Procedures—Intradermal injections (0.1 mL each) of PBS solution, histamine phosphate, and cross-linking rabbit-origin anti-canine IgE antibodies (3 injections/dog) were administered at 0 hours on day 0; wheal sizes were evaluated at 20 minutes, 6 hours, and 24 hours. Biopsy specimens of injected and noninjected skin were collected 24 hours after injection. On day 2, treatment with pentoxifylline (20 mg/kg, PO, q 8 h) was initiated and continued until day 30. For each dog, injection, measurement, and biopsy procedures were repeated on days 30 to 31 and on days 37 to 38 (ie, after discontinuation of pentoxifylline administration).

Results—Pentoxifylline administration was associated with a significant decrease in wheal size at 6 and 24 hours (but not at 20 minutes) after injection of anti-canine IgE. Repeated injections performed 1 week after drug discontinuation revealed partial recovery of the 6-hour cutaneous reaction and complete recovery of the 24-hour cutaneous reaction. Pentoxifylline administration was also associated with inhibition of mast cell degranulation and significant decreases in the total numbers of cutaneous inflammatory cells and eosinophils, compared with pretreatment findings.

Conclusions and Clinical Relevance—In clinically normal dogs, pentoxifylline effectively impaired late-phase reactions but not immediate reactions at sites of intradermal injection of IgE-specific antibodies by inhibiting mast cell degranulation and recruitment of cutaneous inflammatory cells, especially eosinophils.

Contributor Notes

Supported by an NIH T35 training grant (TRR017504B) and the Louisiana State University School of Veterinary Medicine Department of Veterinary Clinical Sciences.

The authors declare that they have no conflicts of interest.

Presented as a poster at the Merial-NIH Veterinary Scholars Symposium, Fort Collins, Colo, August 2012, and at the Phi Zeta Research Emphasis Day at Louisiana State University, Baton Rouge, La, September 2012.

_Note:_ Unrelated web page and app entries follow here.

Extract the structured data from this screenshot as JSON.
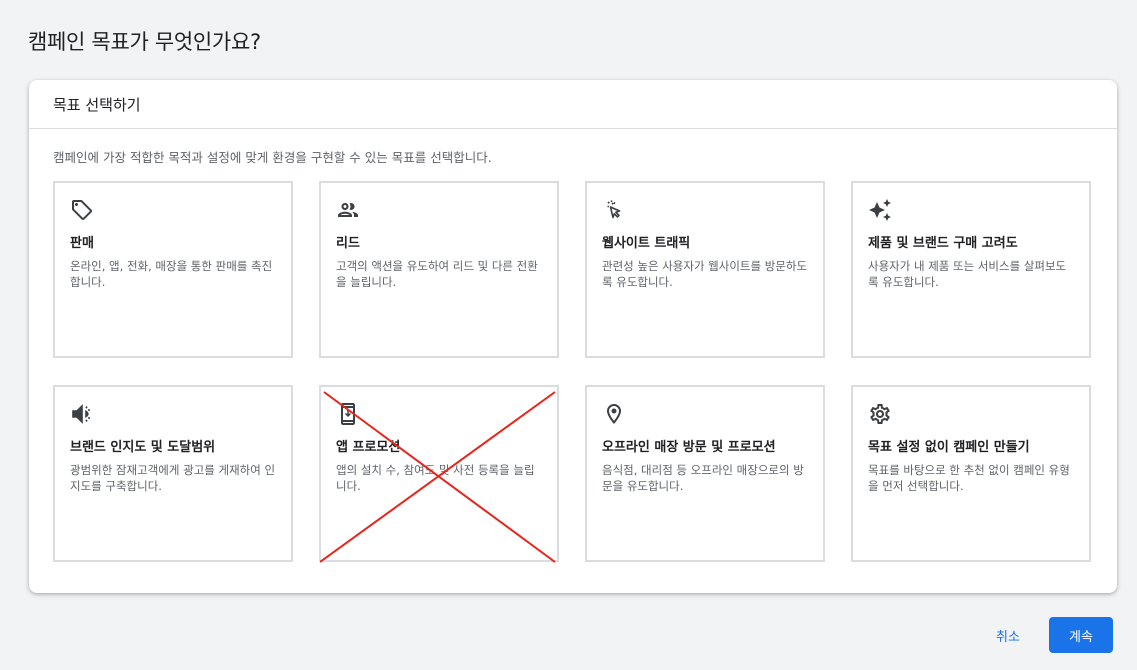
{
  "page": {
    "title": "캠페인 목표가 무엇인가요?"
  },
  "panel": {
    "header": "목표 선택하기",
    "description": "캠페인에 가장 적합한 목적과 설정에 맞게 환경을 구현할 수 있는 목표를 선택합니다."
  },
  "cards": [
    {
      "icon": "tag-icon",
      "title": "판매",
      "desc": "온라인, 앱, 전화, 매장을 통한 판매를 촉진합니다."
    },
    {
      "icon": "people-icon",
      "title": "리드",
      "desc": "고객의 액션을 유도하여 리드 및 다른 전환을 늘립니다."
    },
    {
      "icon": "cursor-click-icon",
      "title": "웹사이트 트래픽",
      "desc": "관련성 높은 사용자가 웹사이트를 방문하도록 유도합니다."
    },
    {
      "icon": "sparkle-icon",
      "title": "제품 및 브랜드 구매 고려도",
      "desc": "사용자가 내 제품 또는 서비스를 살펴보도록 유도합니다."
    },
    {
      "icon": "megaphone-icon",
      "title": "브랜드 인지도 및 도달범위",
      "desc": "광범위한 잠재고객에게 광고를 게재하여 인지도를 구축합니다."
    },
    {
      "icon": "phone-download-icon",
      "title": "앱 프로모션",
      "desc": "앱의 설치 수, 참여도 및 사전 등록을 늘립니다.",
      "crossed_out": true
    },
    {
      "icon": "location-pin-icon",
      "title": "오프라인 매장 방문 및 프로모션",
      "desc": "음식점, 대리점 등 오프라인 매장으로의 방문을 유도합니다."
    },
    {
      "icon": "gear-icon",
      "title": "목표 설정 없이 캠페인 만들기",
      "desc": "목표를 바탕으로 한 추천 없이 캠페인 유형을 먼저 선택합니다."
    }
  ],
  "footer": {
    "cancel_label": "취소",
    "continue_label": "계속"
  },
  "colors": {
    "accent": "#1a73e8",
    "cross": "#e8251a"
  }
}
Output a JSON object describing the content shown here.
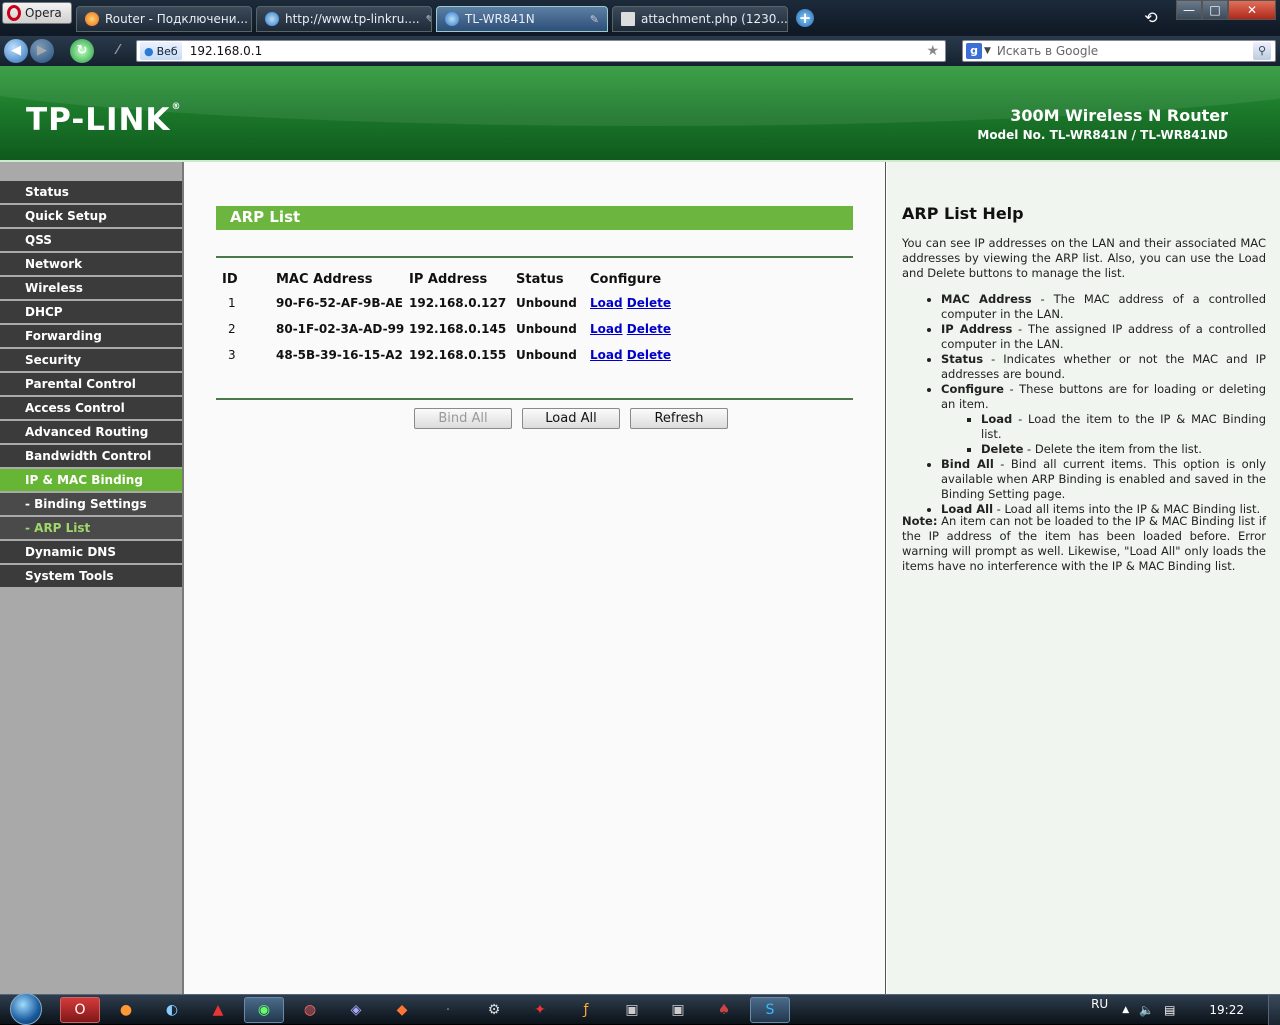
{
  "browser": {
    "opera_label": "Opera",
    "tabs": [
      {
        "title": "Router - Подключени...",
        "color": "#e86a1a"
      },
      {
        "title": "http://www.tp-linkru....",
        "color": "#2a7bd4"
      },
      {
        "title": "TL-WR841N",
        "color": "#2a7bd4"
      },
      {
        "title": "attachment.php (1230...",
        "color": "#cccccc"
      }
    ],
    "address": {
      "web_badge": "Веб",
      "url": "192.168.0.1"
    },
    "search": {
      "placeholder": "Искать в Google"
    },
    "window_controls": {
      "minimize": "—",
      "maximize": "□",
      "close": "✕"
    }
  },
  "router": {
    "brand": "TP-LINK",
    "brand_mark": "®",
    "product": "300M Wireless N Router",
    "model": "Model No. TL-WR841N / TL-WR841ND"
  },
  "sidebar": {
    "items": [
      {
        "label": "Status",
        "state": "normal"
      },
      {
        "label": "Quick Setup",
        "state": "normal"
      },
      {
        "label": "QSS",
        "state": "normal"
      },
      {
        "label": "Network",
        "state": "normal"
      },
      {
        "label": "Wireless",
        "state": "normal"
      },
      {
        "label": "DHCP",
        "state": "normal"
      },
      {
        "label": "Forwarding",
        "state": "normal"
      },
      {
        "label": "Security",
        "state": "normal"
      },
      {
        "label": "Parental Control",
        "state": "normal"
      },
      {
        "label": "Access Control",
        "state": "normal"
      },
      {
        "label": "Advanced Routing",
        "state": "normal"
      },
      {
        "label": "Bandwidth Control",
        "state": "normal"
      },
      {
        "label": "IP & MAC Binding",
        "state": "active"
      },
      {
        "label": "- Binding Settings",
        "state": "sub"
      },
      {
        "label": "- ARP List",
        "state": "subactive"
      },
      {
        "label": "Dynamic DNS",
        "state": "normal"
      },
      {
        "label": "System Tools",
        "state": "normal"
      }
    ]
  },
  "main": {
    "title": "ARP List",
    "columns": [
      "ID",
      "MAC Address",
      "IP Address",
      "Status",
      "Configure"
    ],
    "rows": [
      {
        "id": "1",
        "mac": "90-F6-52-AF-9B-AE",
        "ip": "192.168.0.127",
        "status": "Unbound",
        "load": "Load",
        "delete": "Delete"
      },
      {
        "id": "2",
        "mac": "80-1F-02-3A-AD-99",
        "ip": "192.168.0.145",
        "status": "Unbound",
        "load": "Load",
        "delete": "Delete"
      },
      {
        "id": "3",
        "mac": "48-5B-39-16-15-A2",
        "ip": "192.168.0.155",
        "status": "Unbound",
        "load": "Load",
        "delete": "Delete"
      }
    ],
    "buttons": {
      "bind_all": "Bind All",
      "load_all": "Load All",
      "refresh": "Refresh"
    }
  },
  "help": {
    "title": "ARP List Help",
    "intro": "You can see IP addresses on the LAN and their associated MAC addresses by viewing the ARP list. Also, you can use the Load and Delete buttons to manage the list.",
    "items": [
      {
        "term": "MAC Address",
        "text": " - The MAC address of a controlled computer in the LAN."
      },
      {
        "term": "IP Address",
        "text": " - The assigned IP address of a controlled computer in the LAN."
      },
      {
        "term": "Status",
        "text": " - Indicates whether or not the MAC and IP addresses are bound."
      },
      {
        "term": "Configure",
        "text": " - These buttons are for loading or deleting an item."
      },
      {
        "term": "Bind All",
        "text": " - Bind all current items. This option is only available when ARP Binding is enabled and saved in the Binding Setting page."
      },
      {
        "term": "Load All",
        "text": " - Load all items into the IP & MAC Binding list."
      }
    ],
    "subitems": [
      {
        "term": "Load",
        "text": " - Load the item to the IP & MAC Binding list."
      },
      {
        "term": "Delete",
        "text": " - Delete the item from the list."
      }
    ],
    "note_label": "Note:",
    "note": " An item can not be loaded to the IP & MAC Binding list if the IP address of the item has been loaded before. Error warning will prompt as well. Likewise, \"Load All\" only loads the items have no interference with the IP & MAC Binding list."
  },
  "taskbar": {
    "lang": "RU",
    "time": "19:22"
  }
}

Address correspondence to Dr. Pucheu-Haston (cpucheu@lsu.edu).